A large – and ever growing – number of employees are working remotely, whether full time or a few days a month.
A 2015 Gallup poll found that 37 percent of the American workforce has telecommuted at some point during their career. This figure has increased dramatically since 1995, when only 9 percent of workers stated the same. Meanwhile, Global Workplace Analytics reported that half of the country’s workforce holds a position that allows for at least partial telecommuting, while 20 to 25 percent have one that lets them do so regularly. This number is only expected to grow in the next few years due to the demand for flexible working environments, shortage of qualified workers and desire to cut costs in increasingly costly areas of the country.
Remote Teams Don’t Need More Interaction – They Need Better Interactions
One common struggle managers have in leading a remote workforce is how to to get their team to collaborate and communicate effectively across distance. While more communication seems to be the answer, successfully managing remote teams is more about getting the most out of each encounter, not simply increasing the volume.
At ExecOnline, our “Leading and Managing Globally” program offered through Yale School of Management and IMD covers how leaders can effectively manage and grow their global team. Dr. Martha Maznevski, a professor of organizational behavior and international management, offers many meaningful insights through this six-week program. Here are three:
1. Don’t try to recreate face-to-face interaction with virtual interaction
Managers must understand the differences in leveraging face-to-face interactions versus virtual ones. Face-to-face meetings are excellent for building trust and commitment, along with sharing and developing tactical knowledge. They also are perfect for building focus, intensity and spontaneity on a team.
On the other hand, virtual interactions are best for connecting remote networks and being able to work in real time. Virtual communication is also an ideal was to keep a record of any conversations or innovations that result from these meetings. Essentially, managers should play to the strengths of each type of communication, not try to recreate one within the context of the other.
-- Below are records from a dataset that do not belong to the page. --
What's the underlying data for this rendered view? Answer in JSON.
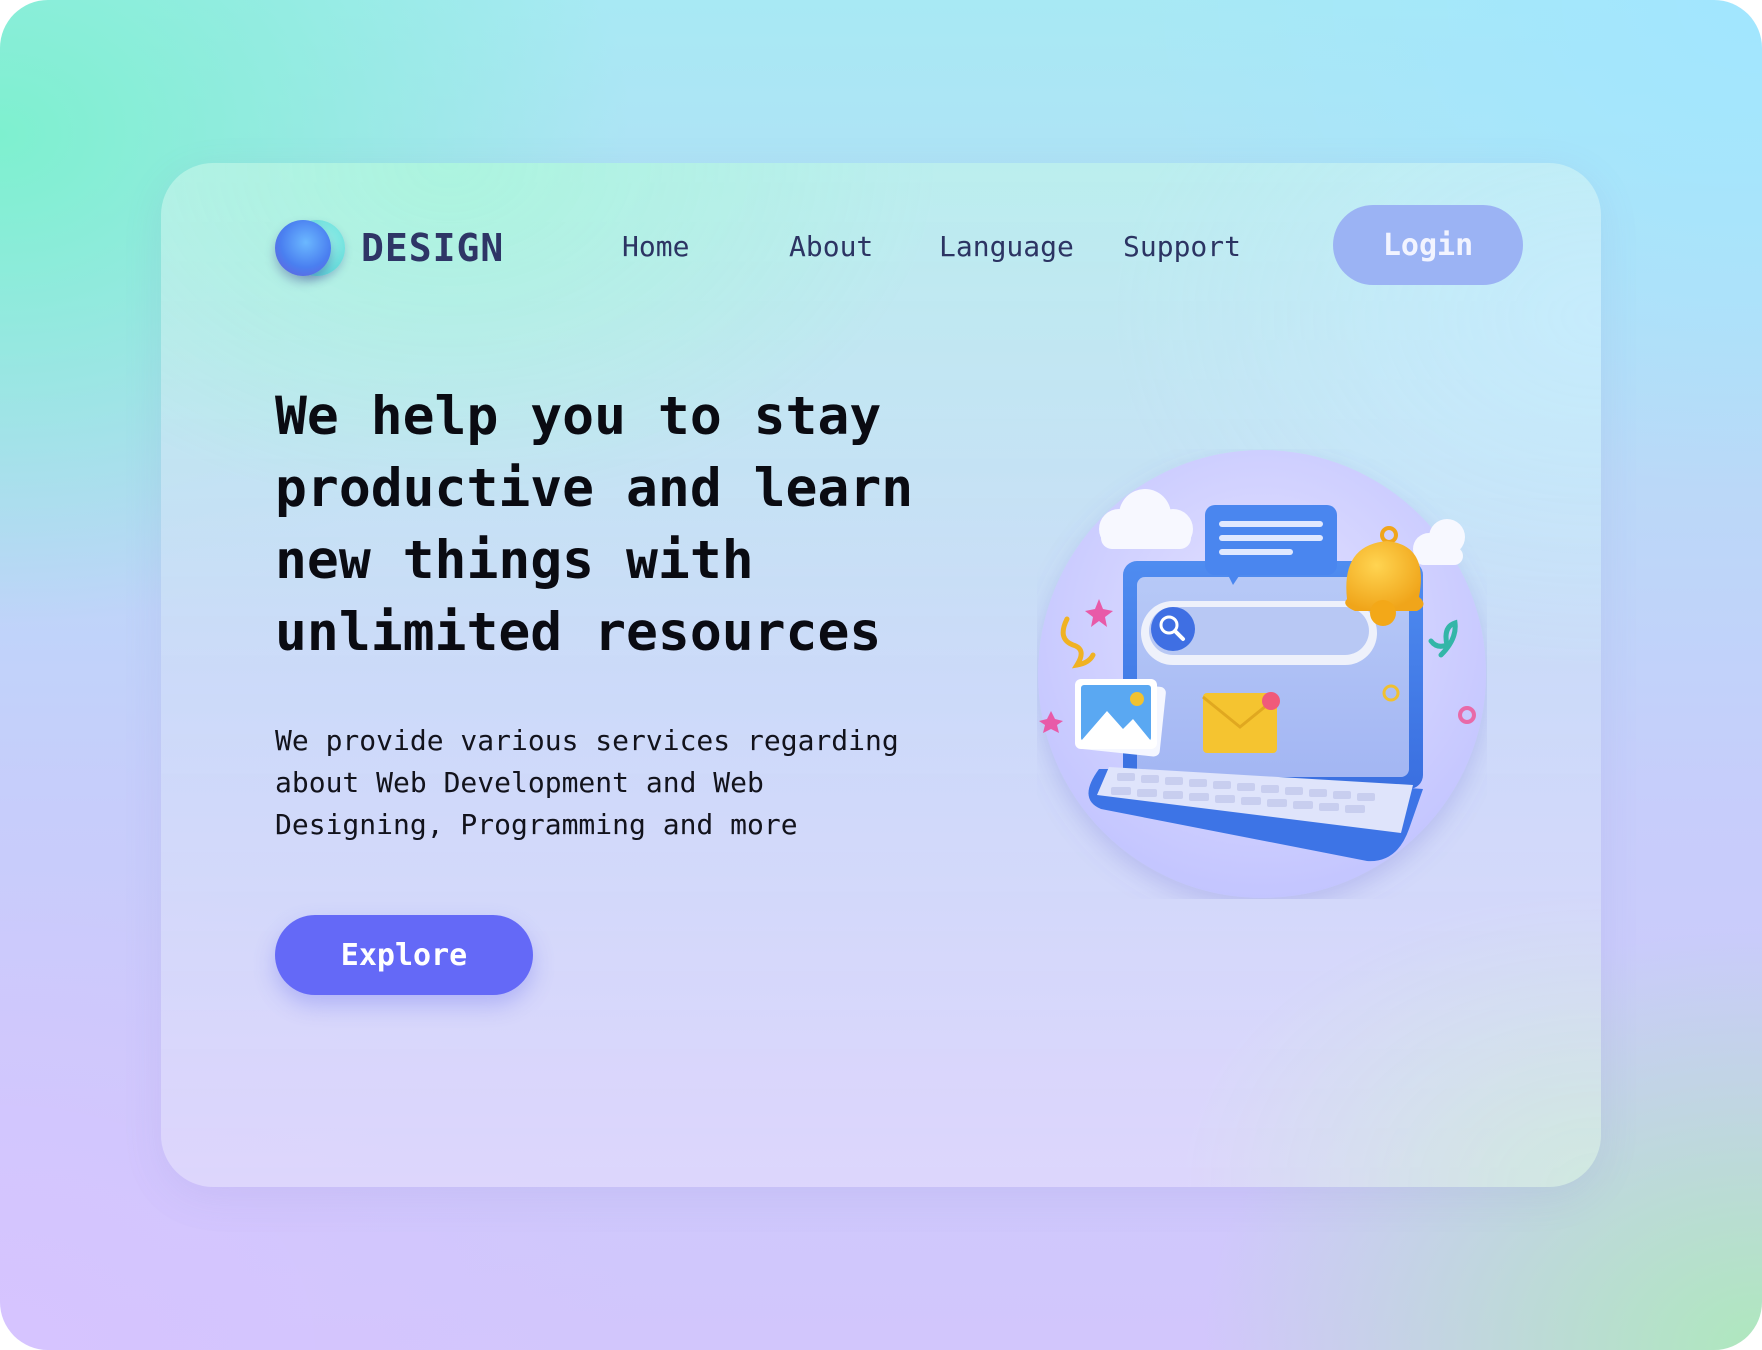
{
  "logo": {
    "text": "DESIGN",
    "icon": "overlapping-circles-logo"
  },
  "nav": {
    "items": [
      {
        "label": "Home"
      },
      {
        "label": "About"
      },
      {
        "label": "Language"
      },
      {
        "label": "Support"
      }
    ],
    "login_label": "Login"
  },
  "hero": {
    "title": "We help you to stay\nproductive and learn\nnew things with\nunlimited resources",
    "description": "We provide various services regarding\nabout Web Development and Web\nDesigning, Programming and more",
    "cta_label": "Explore",
    "illustration": "laptop-3d-illustration"
  },
  "colors": {
    "brand_text": "#2e3566",
    "login_button": "#9bb3f4",
    "explore_button": "#6469f7",
    "title_text": "#0a0b12"
  }
}
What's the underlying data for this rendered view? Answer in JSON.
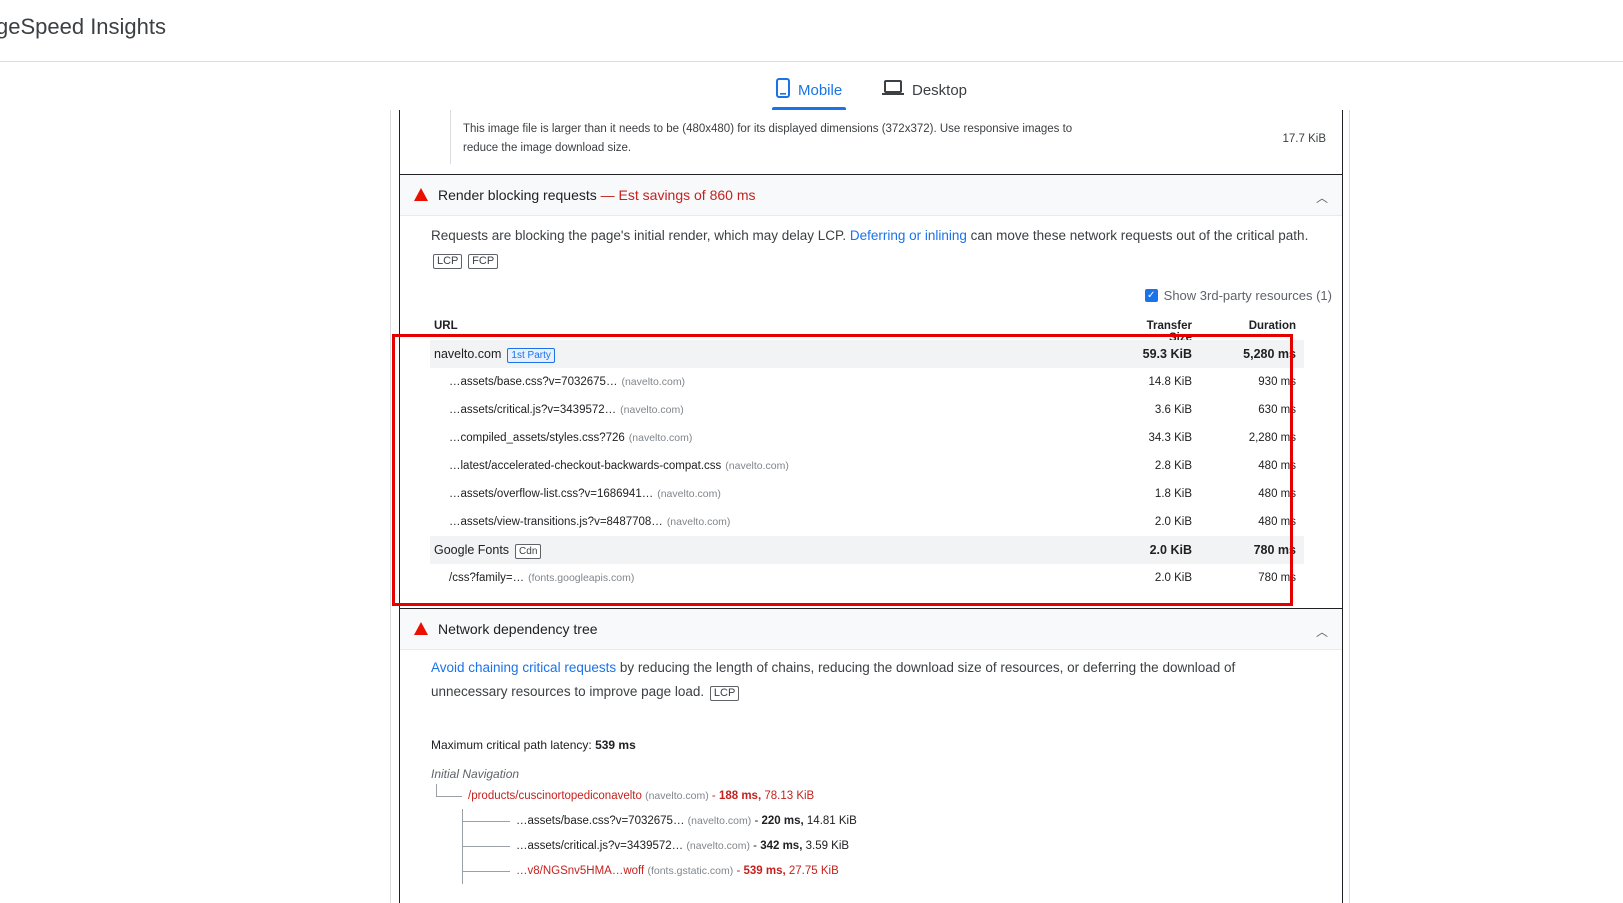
{
  "app": {
    "title": "geSpeed Insights"
  },
  "tabs": [
    {
      "label": "Mobile",
      "icon": "phone-icon",
      "active": true
    },
    {
      "label": "Desktop",
      "icon": "laptop-icon",
      "active": false
    }
  ],
  "image_note": {
    "text": "This image file is larger than it needs to be (480x480) for its displayed dimensions (372x372). Use responsive images to reduce the image download size.",
    "size": "17.7 KiB"
  },
  "render_blocking": {
    "title": "Render blocking requests",
    "savings": "— Est savings of 860 ms",
    "desc_before": "Requests are blocking the page's initial render, which may delay LCP. ",
    "desc_link": "Deferring or inlining",
    "desc_after": " can move these network requests out of the critical path.",
    "chips": [
      "LCP",
      "FCP"
    ],
    "show_third_party": "Show 3rd-party resources (1)",
    "columns": {
      "url": "URL",
      "size": "Transfer Size",
      "duration": "Duration"
    },
    "rows": [
      {
        "type": "group",
        "url": "navelto.com",
        "badge": "1st Party",
        "size": "59.3 KiB",
        "duration": "5,280 ms"
      },
      {
        "type": "sub",
        "url": "…assets/base.css?v=7032675…",
        "host": "(navelto.com)",
        "size": "14.8 KiB",
        "duration": "930 ms"
      },
      {
        "type": "sub",
        "url": "…assets/critical.js?v=3439572…",
        "host": "(navelto.com)",
        "size": "3.6 KiB",
        "duration": "630 ms"
      },
      {
        "type": "sub",
        "url": "…compiled_assets/styles.css?726",
        "host": "(navelto.com)",
        "size": "34.3 KiB",
        "duration": "2,280 ms"
      },
      {
        "type": "sub",
        "url": "…latest/accelerated-checkout-backwards-compat.css",
        "host": "(navelto.com)",
        "size": "2.8 KiB",
        "duration": "480 ms"
      },
      {
        "type": "sub",
        "url": "…assets/overflow-list.css?v=1686941…",
        "host": "(navelto.com)",
        "size": "1.8 KiB",
        "duration": "480 ms"
      },
      {
        "type": "sub",
        "url": "…assets/view-transitions.js?v=8487708…",
        "host": "(navelto.com)",
        "size": "2.0 KiB",
        "duration": "480 ms"
      },
      {
        "type": "group",
        "url": "Google Fonts",
        "badge": "Cdn",
        "size": "2.0 KiB",
        "duration": "780 ms"
      },
      {
        "type": "sub",
        "url": "/css?family=…",
        "host": "(fonts.googleapis.com)",
        "size": "2.0 KiB",
        "duration": "780 ms"
      }
    ]
  },
  "network_tree": {
    "title": "Network dependency tree",
    "desc_link": "Avoid chaining critical requests",
    "desc_after": " by reducing the length of chains, reducing the download size of resources, or deferring the download of unnecessary resources to improve page load.",
    "chip": "LCP",
    "latency_label": "Maximum critical path latency: ",
    "latency_value": "539 ms",
    "nav_label": "Initial Navigation",
    "items": [
      {
        "path": "/products/cuscinortopediconavelto",
        "host": "(navelto.com)",
        "time": "188 ms,",
        "size": "78.13 KiB",
        "red": true
      },
      {
        "path": "…assets/base.css?v=7032675…",
        "host": "(navelto.com)",
        "time": "220 ms,",
        "size": "14.81 KiB",
        "red": false
      },
      {
        "path": "…assets/critical.js?v=3439572…",
        "host": "(navelto.com)",
        "time": "342 ms,",
        "size": "3.59 KiB",
        "red": false
      },
      {
        "path": "…v8/NGSnv5HMA…woff",
        "host": "(fonts.gstatic.com)",
        "time": "539 ms,",
        "size": "27.75 KiB",
        "red": true
      }
    ]
  }
}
2. Use team discipline and organization
Most virtual teams require organization and discipline to work and function properly. They need organized workspaces, clearly defined roles, and outlined strategies and task definitions. While response times may differ from in-office interactions, managers should still implement guidelines and expectations about what is acceptable to keep their remote team running smoothly.
3. It’s not about more technology: It’s about choosing the right technology
Another area to consider is whether or not your team is using more technology than they actually need for a given task or interaction.
Whenever remote company interactions are complex, such as establishing a new relationship or making a formal presentation, teams should use rich media tools such as video to fully support their work. When in doubt, ask yourself whether the interaction is one that requires nuance and context to achieve the desired outcome.
For more routine interactions, it can be easier for employees to use less rich media platforms and solutions, such as real-time messaging or email. In fact, using too much technology can actually limit effectiveness. Using a formal video conference, for example, when informal collaboration is required, can reduce participation. High-performing teams choose from an array of technology options to find what suits their needs best.
To get more out of your remote teams check out our program “Leading and Managing Globally,” with Yale and IMD.